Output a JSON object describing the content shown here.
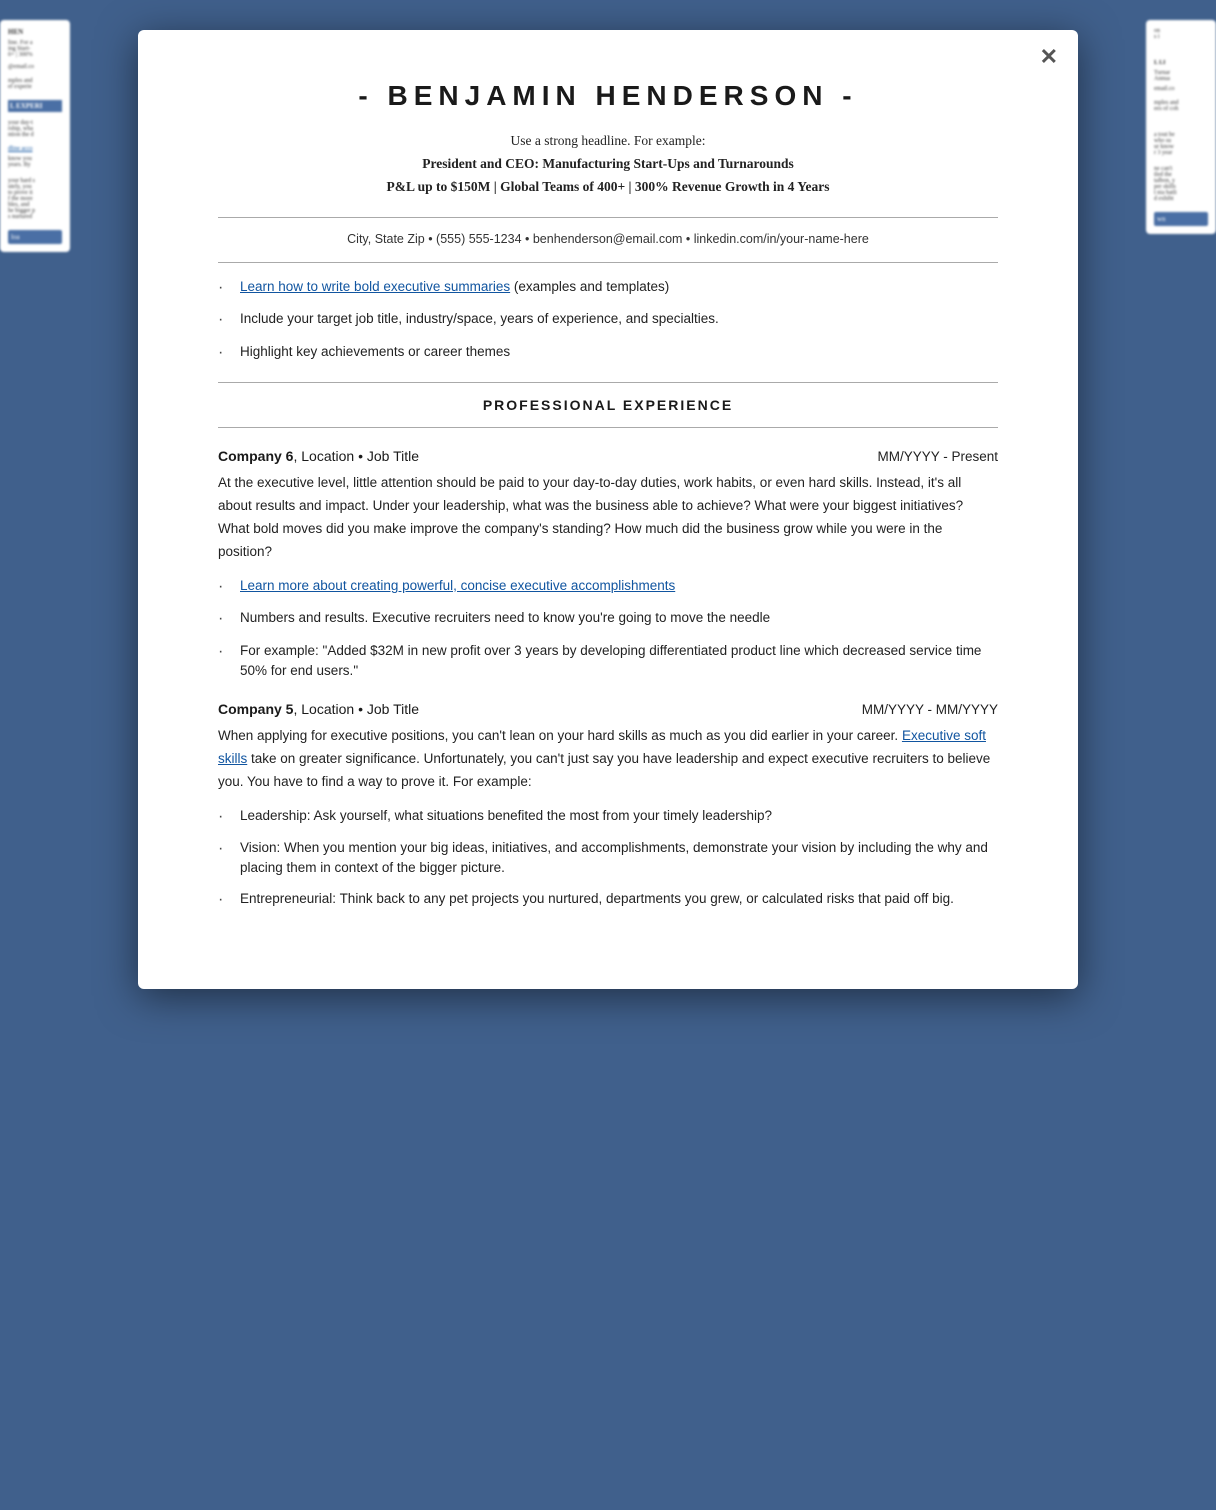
{
  "modal": {
    "close_label": "✕"
  },
  "resume": {
    "name": "- BENJAMIN HENDERSON -",
    "headline_line1": "Use a strong headline. For example:",
    "headline_line2": "President and CEO: Manufacturing Start-Ups and Turnarounds",
    "headline_line3": "P&L up to $150M | Global Teams of 400+ | 300% Revenue Growth in 4 Years",
    "contact": "City, State Zip • (555) 555-1234 • benhenderson@email.com • linkedin.com/in/your-name-here",
    "summary_bullets": [
      {
        "link_text": "Learn how to write bold executive summaries",
        "link_suffix": " (examples and templates)"
      },
      {
        "text": "Include your target job title, industry/space, years of experience, and specialties."
      },
      {
        "text": "Highlight key achievements or career themes"
      }
    ],
    "section_professional_experience": "PROFESSIONAL EXPERIENCE",
    "jobs": [
      {
        "company": "Company 6",
        "location_title": ", Location • Job Title",
        "dates": "MM/YYYY - Present",
        "description": "At the executive level, little attention should be paid to your day-to-day duties, work habits, or even hard skills. Instead, it's all about results and impact. Under your leadership, what was the business able to achieve? What were your biggest initiatives? What bold moves did you make improve the company's standing? How much did the business grow while you were in the position?",
        "bullets": [
          {
            "link_text": "Learn more about creating powerful, concise executive accomplishments",
            "link_only": true
          },
          {
            "text": "Numbers and results. Executive recruiters need to know you're going to move the needle"
          },
          {
            "text": "For example: \"Added $32M in new profit over 3 years by developing differentiated product line which decreased service time 50% for end users.\""
          }
        ]
      },
      {
        "company": "Company 5",
        "location_title": ", Location • Job Title",
        "dates": "MM/YYYY - MM/YYYY",
        "description_parts": [
          "When applying for executive positions, you can't lean on your hard skills as much as you did earlier in your career. ",
          "Executive soft skills",
          " take on greater significance. Unfortunately, you can't just say you have leadership and expect executive recruiters to believe you. You have to find a way to prove it. For example:"
        ],
        "has_link": true,
        "link_text": "Executive soft skills",
        "bullets": [
          {
            "text": "Leadership: Ask yourself, what situations benefited the most from your timely leadership?"
          },
          {
            "text": "Vision: When you mention your big ideas, initiatives, and accomplishments, demonstrate your vision by including the why and placing them in context of the bigger picture."
          },
          {
            "text": "Entrepreneurial: Think back to any pet projects you nurtured, departments you grew, or calculated risks that paid off big."
          }
        ]
      }
    ]
  }
}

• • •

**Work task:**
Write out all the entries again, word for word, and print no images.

**Exercise response:**
Output a JSON object describing the content shown here.
{
  "modal": {
    "close_label": "✕"
  },
  "resume": {
    "name": "- BENJAMIN HENDERSON -",
    "headline_line1": "Use a strong headline. For example:",
    "headline_line2": "President and CEO: Manufacturing Start-Ups and Turnarounds",
    "headline_line3": "P&L up to $150M | Global Teams of 400+ | 300% Revenue Growth in 4 Years",
    "contact": "City, State Zip • (555) 555-1234 • benhenderson@email.com • linkedin.com/in/your-name-here",
    "summary_bullets": [
      {
        "link_text": "Learn how to write bold executive summaries",
        "link_suffix": " (examples and templates)"
      },
      {
        "text": "Include your target job title, industry/space, years of experience, and specialties."
      },
      {
        "text": "Highlight key achievements or career themes"
      }
    ],
    "section_professional_experience": "PROFESSIONAL EXPERIENCE",
    "jobs": [
      {
        "company": "Company 6",
        "location_title": ", Location • Job Title",
        "dates": "MM/YYYY - Present",
        "description": "At the executive level, little attention should be paid to your day-to-day duties, work habits, or even hard skills. Instead, it's all about results and impact. Under your leadership, what was the business able to achieve? What were your biggest initiatives? What bold moves did you make improve the company's standing? How much did the business grow while you were in the position?",
        "bullets": [
          {
            "link_text": "Learn more about creating powerful, concise executive accomplishments",
            "link_only": true
          },
          {
            "text": "Numbers and results. Executive recruiters need to know you're going to move the needle"
          },
          {
            "text": "For example: \"Added $32M in new profit over 3 years by developing differentiated product line which decreased service time 50% for end users.\""
          }
        ]
      },
      {
        "company": "Company 5",
        "location_title": ", Location • Job Title",
        "dates": "MM/YYYY - MM/YYYY",
        "description_parts": [
          "When applying for executive positions, you can't lean on your hard skills as much as you did earlier in your career. ",
          "Executive soft skills",
          " take on greater significance. Unfortunately, you can't just say you have leadership and expect executive recruiters to believe you. You have to find a way to prove it. For example:"
        ],
        "has_link": true,
        "link_text": "Executive soft skills",
        "bullets": [
          {
            "text": "Leadership: Ask yourself, what situations benefited the most from your timely leadership?"
          },
          {
            "text": "Vision: When you mention your big ideas, initiatives, and accomplishments, demonstrate your vision by including the why and placing them in context of the bigger picture."
          },
          {
            "text": "Entrepreneurial: Think back to any pet projects you nurtured, departments you grew, or calculated risks that paid off big."
          }
        ]
      }
    ]
  }
}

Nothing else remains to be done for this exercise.